January 12, 2010
Walkin’ Wheels for Rocco
NDG panhandler needs $3,000 for dog’s surgery
Justin Durrell sits in front of the SAQ on Sherbrooke Street West with his dog Leila. PHOTO JUSTIN GIOVANETTI
“It’s not that easy to get an apartment when you’re already on welfare, and then the landlord sees you walk in with two pit bulls...”
If you live in Notre-Dame-de-Grâce, chances are you’ve seen Justin Durrell.
He is often found panhandling on Sherbrooke Street West, between Hingston and Beaconsfield Avenues. Many of the locals are friendly with Durrell, bringing him hot coffee from the nearby Dunkin’ Donuts or stopping to pet his two pit bulls, Rocco and Molar, who are always by his side.
Both dogs are popular with NDG residents, often licking the hands of people who stop to chat with Durrell, before returning their heads to their master’s lap.
Lately, Rocco has been noticeably absent. That’s because on Christmas Eve he took a bad fall while playing with Molar, tearing three ligaments in one of his hind legs. Now, Rocco is unable to walk and members of the community are coming together to help pay for the expensive surgery he needs.
“The vet told me that it would cost about $3,000 for the operation, plus another $400 for the Walkin’ Wheels that Rocco needs after the operation,” said Durrell.
Ever since he heard the news, Durrell has been going out in temperatures as low as -30 degrees Celsius to beg on the streets for Rocco. Despite residents who have expressed worries about his health, Durrell said he needed to raise money for his dog’s operation. Local animal group, Eleven Eleven Animal Rescue, heard about the story and volunteered to help.
“Some people are uncomfortable with the idea of giving money to someone begging on the street, so our website is another way to help out,” said Caroline Ross, founder of Eleven Eleven Animal Rescue. The group has so far raised over $400 online.
Rocco’s accident came at a bad time for Durrell. Born in Montreal, he had a difficult childhood spent in the foster care system. He then struggled with poverty as a young man and lived on and off the streets across Canada.
Those hard years on the street were marked by one constant: his beloved dogs.
“Rocco and Molar were my best friends,” said Durrell. At times, he even chose to remain on the streets rather than part with them. “It’s not that easy to get an apartment when you’re already on welfare, and then the landlord sees you walk in with two pit bulls […] but I would never get rid of my dogs.”
Durrell sometimes went without food to feed his dogs.
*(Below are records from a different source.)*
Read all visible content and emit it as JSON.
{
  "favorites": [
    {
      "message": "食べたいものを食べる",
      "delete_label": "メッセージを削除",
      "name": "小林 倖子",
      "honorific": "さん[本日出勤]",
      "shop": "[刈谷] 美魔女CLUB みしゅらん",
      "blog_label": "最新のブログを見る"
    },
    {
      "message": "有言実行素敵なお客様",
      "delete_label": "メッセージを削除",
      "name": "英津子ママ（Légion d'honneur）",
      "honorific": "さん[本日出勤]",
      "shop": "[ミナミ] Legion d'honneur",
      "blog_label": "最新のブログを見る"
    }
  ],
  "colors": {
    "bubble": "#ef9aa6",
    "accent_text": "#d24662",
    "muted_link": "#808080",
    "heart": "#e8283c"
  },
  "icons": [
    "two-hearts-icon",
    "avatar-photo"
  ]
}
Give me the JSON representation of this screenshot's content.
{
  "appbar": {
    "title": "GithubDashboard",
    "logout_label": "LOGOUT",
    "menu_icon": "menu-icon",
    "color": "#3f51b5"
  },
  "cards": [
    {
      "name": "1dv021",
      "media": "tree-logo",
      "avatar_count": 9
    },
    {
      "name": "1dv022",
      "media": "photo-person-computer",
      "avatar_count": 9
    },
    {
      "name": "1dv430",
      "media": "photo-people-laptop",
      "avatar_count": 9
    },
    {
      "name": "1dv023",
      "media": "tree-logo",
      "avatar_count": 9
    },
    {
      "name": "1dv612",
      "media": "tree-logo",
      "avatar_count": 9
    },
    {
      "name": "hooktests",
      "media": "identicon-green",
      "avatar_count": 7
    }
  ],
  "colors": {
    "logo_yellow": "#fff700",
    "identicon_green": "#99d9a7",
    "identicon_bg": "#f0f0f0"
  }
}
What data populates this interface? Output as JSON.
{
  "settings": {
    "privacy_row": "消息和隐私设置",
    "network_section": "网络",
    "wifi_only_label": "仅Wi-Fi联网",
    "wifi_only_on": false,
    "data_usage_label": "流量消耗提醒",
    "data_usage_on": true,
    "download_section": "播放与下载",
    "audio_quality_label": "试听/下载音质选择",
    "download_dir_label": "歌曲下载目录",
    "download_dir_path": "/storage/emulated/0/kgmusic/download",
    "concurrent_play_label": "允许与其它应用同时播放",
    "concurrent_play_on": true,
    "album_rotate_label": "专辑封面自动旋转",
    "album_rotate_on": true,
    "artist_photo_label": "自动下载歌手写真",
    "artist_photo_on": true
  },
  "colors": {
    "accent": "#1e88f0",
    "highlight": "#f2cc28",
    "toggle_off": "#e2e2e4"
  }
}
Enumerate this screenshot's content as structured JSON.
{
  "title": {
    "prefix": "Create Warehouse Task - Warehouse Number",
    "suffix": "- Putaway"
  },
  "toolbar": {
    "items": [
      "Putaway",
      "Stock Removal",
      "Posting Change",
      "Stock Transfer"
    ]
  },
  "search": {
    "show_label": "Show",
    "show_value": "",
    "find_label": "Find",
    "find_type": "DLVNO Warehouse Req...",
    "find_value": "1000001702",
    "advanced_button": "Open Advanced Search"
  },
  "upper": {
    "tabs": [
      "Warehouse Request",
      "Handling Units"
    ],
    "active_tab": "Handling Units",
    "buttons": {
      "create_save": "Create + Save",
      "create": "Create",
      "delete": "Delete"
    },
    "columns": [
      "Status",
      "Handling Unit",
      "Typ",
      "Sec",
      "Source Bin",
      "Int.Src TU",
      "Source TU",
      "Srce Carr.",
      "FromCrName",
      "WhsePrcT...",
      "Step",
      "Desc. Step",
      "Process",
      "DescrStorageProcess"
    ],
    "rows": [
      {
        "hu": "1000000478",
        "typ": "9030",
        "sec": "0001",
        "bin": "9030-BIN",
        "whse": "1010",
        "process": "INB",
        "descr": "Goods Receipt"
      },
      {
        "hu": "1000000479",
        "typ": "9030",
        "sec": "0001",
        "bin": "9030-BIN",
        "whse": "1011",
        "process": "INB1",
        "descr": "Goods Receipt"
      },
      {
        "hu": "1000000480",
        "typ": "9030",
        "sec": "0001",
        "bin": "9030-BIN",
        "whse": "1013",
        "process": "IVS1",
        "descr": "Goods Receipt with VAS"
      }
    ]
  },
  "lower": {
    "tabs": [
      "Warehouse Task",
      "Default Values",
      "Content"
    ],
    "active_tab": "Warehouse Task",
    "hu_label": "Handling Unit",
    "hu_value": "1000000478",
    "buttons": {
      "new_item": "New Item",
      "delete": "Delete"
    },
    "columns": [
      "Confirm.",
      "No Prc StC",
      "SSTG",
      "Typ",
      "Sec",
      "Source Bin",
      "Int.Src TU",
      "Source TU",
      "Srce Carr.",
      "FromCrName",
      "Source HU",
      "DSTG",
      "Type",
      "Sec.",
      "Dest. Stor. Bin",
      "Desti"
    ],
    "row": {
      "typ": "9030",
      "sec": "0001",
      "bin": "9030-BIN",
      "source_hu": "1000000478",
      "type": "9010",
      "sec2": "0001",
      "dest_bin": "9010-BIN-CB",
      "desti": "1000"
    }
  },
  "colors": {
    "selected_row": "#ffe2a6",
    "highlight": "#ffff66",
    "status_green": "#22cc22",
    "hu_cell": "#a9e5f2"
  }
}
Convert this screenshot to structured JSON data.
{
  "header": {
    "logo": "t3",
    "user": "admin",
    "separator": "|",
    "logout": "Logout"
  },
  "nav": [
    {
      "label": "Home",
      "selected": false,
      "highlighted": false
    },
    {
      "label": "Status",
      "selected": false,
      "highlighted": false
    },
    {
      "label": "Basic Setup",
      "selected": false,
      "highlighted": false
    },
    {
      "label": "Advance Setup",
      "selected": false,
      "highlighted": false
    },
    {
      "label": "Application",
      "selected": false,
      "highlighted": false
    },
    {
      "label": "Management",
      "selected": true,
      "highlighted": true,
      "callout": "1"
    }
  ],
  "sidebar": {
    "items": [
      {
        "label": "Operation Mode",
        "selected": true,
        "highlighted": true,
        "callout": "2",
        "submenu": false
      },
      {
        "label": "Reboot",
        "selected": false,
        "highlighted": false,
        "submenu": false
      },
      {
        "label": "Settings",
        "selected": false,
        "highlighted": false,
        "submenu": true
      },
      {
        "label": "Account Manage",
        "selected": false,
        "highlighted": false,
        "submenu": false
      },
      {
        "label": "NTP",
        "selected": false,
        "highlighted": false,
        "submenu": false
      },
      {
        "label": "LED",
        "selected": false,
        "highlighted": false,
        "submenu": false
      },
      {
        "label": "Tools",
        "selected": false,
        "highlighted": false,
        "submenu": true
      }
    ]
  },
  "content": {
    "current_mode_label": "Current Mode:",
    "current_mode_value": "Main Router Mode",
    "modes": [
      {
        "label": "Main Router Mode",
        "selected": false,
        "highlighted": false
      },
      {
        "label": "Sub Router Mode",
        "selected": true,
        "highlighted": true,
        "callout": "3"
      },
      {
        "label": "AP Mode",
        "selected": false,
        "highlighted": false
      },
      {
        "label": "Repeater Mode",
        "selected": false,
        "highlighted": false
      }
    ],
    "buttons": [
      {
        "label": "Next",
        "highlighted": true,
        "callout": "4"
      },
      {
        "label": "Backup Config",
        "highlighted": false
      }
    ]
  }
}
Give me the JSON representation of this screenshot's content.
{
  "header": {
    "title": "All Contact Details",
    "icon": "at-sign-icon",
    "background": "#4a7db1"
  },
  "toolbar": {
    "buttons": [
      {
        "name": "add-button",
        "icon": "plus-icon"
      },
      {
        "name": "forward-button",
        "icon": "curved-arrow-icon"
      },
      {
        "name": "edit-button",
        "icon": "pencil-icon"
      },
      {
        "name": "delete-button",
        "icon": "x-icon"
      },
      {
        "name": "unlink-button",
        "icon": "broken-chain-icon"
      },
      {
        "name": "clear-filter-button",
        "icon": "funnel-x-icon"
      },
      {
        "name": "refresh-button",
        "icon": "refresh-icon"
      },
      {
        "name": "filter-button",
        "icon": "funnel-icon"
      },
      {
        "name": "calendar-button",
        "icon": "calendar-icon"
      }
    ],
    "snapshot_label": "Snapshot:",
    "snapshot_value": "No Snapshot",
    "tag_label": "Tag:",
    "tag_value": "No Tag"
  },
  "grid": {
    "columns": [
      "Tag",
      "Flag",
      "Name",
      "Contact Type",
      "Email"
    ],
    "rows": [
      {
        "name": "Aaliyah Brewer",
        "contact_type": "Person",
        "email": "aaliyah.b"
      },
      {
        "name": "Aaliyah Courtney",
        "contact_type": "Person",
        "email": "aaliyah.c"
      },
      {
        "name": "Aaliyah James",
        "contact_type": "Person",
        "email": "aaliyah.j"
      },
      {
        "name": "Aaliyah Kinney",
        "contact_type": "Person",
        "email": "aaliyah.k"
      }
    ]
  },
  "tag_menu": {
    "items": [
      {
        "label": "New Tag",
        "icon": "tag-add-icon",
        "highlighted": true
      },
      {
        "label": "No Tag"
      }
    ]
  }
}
The two loyal companions also protected him during his often-dangerous life on the streets.
Things seemed to be turning around for Durell when he returned to Montreal. A friend who was moving away let him move into his apartment. But his newfound sense of security was threatened when his roommate developed a serious respiratory illness and could no longer be around animals. He was faced with a choice: get rid of Rocco and Molar or head back to the streets.
At that moment a guardian angel stepped in to save him.
Natalie Darveaux happened to be running errands one day when she met Durrell and spoke with him. He told her his story and Darveaux was so moved, she invited him into her home until he found a new place. She then worked tirelessly to help him find a new apartment.
Once Durrell was successfully settled, she continued to check in on the young man, bringing him food and used clothing. She even bought Christmas presents for him, which included a rubber ball for Rocco and Molar.
Soon after, Rocco collided with Molar while playing with a ball, resulting in his injury and devastating both Durrell and Darveaux.
Since then, Durrell’s familiar face has greeted locals with a new slogan. “Can you please help me? This is for my dog,” he asks, handing out flyers that feature pictures of Rocco and his story, along with all the information donors need to know about Eleven Eleven and the website.
The neighbourhood has responded. Many local businesses have begun displaying Rocco’s poster in their windows and handing out flyers to clients.
The story has also been noticed throughout the city. CBC’s radio show Homerun featured it during a holiday show and Ross reports that she is receiving press inquires about Rocco at Eleven Eleven.
Recently Centre DMV, a 24-hour animal hospital in Lachine, offered to help with free veterinarian consultations and a substantial donation from the DMV Foundation. The foundation can only help a select number of animals a year, but according to DMV Board President Nathalie Simard, Rocco and Durrell’s story touched everyone at the animal hospital.
Despite the aid, more money is needed to help Rocco get back on his feet. “People just don’t know how grateful I am. This dog means everything to me,” said Durrell.
Given the history that Durrell has already shared with Rocco, it’s no surprise he feels that way.
At press time The Link learned that Walkin’ Wheels will donate a dog wheelchair for Rocco to use during his recovery.
Eleven Eleven’s website is at elevenelevenanimalrescue.org.